This labor of love was created by people who organically started to curate innovative ideas. It is not perfect, conclusive or exhaustive but it is pretty darn interesting. It’s a set of thought starters focused on 8 categories: Artful Utility, Re-newal, Data Driven, Shareable, Social Good, Sense*able, StoreAge Wars and the 3D World
As Marketers, we have embraced the empowered consumer though many of us have yet to find the wherewithal to join him. We have increased our ability to create personal communications. We are transitioning from “owning” media and creating impressions to earning “mentions,” “Tweets”, “likes” and
“shares.” But even as we make our forays into the hyper-connected digital universe, we find ourselves encumbered by time-worn and increasingly ineffective marketing planning and project management processes and methodologies.
more people are doing more online than ever before, creating more data and opportunity for interaction than at any time in history. Smarter companies are developing digital approaches that support these emerging customer needs. Based on responses from the IBM 2009 Customer Relationship Management Survey, we’ve decomposed the complexities of the new digital reality. As a result, we believe leadership on the connected and collaborative path forward will depend upon using customer insight and channels to understand and engage more effectively with customers.
As businesses take the first tentative steps forward after the recent global economic pressures, it is time for marketing, sales and service executives to confront the undeniable market forces exposed by the downturn. Consumers are fundamentally changed, the world is increasingly digital and business models are challenged to be viable. As CRM professionals seek to develop new paths forward, they must quickly focus on developing customer insight and digital channels leadership that will allow them to transform customer experience, open new markets and reduce organizational complexity.

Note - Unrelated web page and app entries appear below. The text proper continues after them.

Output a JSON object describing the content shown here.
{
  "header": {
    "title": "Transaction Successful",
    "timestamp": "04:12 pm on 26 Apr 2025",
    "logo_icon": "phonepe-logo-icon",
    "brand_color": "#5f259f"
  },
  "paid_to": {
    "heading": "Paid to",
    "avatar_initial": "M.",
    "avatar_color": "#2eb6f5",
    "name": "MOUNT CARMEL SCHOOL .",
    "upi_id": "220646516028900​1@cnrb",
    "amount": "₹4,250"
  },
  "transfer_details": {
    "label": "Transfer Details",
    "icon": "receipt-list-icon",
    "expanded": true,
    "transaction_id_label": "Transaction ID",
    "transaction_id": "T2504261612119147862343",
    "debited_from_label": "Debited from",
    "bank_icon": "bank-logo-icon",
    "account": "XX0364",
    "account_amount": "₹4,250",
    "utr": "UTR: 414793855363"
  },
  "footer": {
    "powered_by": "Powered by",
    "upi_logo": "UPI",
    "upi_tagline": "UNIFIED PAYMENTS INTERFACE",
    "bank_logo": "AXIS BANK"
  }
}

n the 2009 IBM Institute for Business Value Global Customer Relationship Management (CRM) Study, which surveyed 500 CRM sales, marketing and service executives around the world, 40 percent of respondents identified service as their corporate function most in need of change. When narrowed to service professionals only, that number rose to 47 percent.
The need for change is driven, in part, by a new generation of empowered and enlightened consumers. These digitally savvy people, with an Internet full of information at their disposal, are demanding more interactive and convenient channels through which to communicate with their product and service providers. As they look to engage with companies on their own terms, they are finding traditional service tools, such as contact centers and interactive voice response (IVR) technology, to be cumbersome and unfulfilling.
In challenging and dynamic times, traditional approaches seem to grant companies permission to reduce costs by reneging on prior promises to customers. However, smart companies understand they don’t need to trade customer trust for short term gains. They focus on business effectiveness and efficiency while keeping their promises to customers, creating a win-win for both customers and shareholders. (with Steve LaValle and Brian Morris)
How a tumultuous market and a perplexing organizational workload make the CMO’s job more difﬁcult and more important than ever.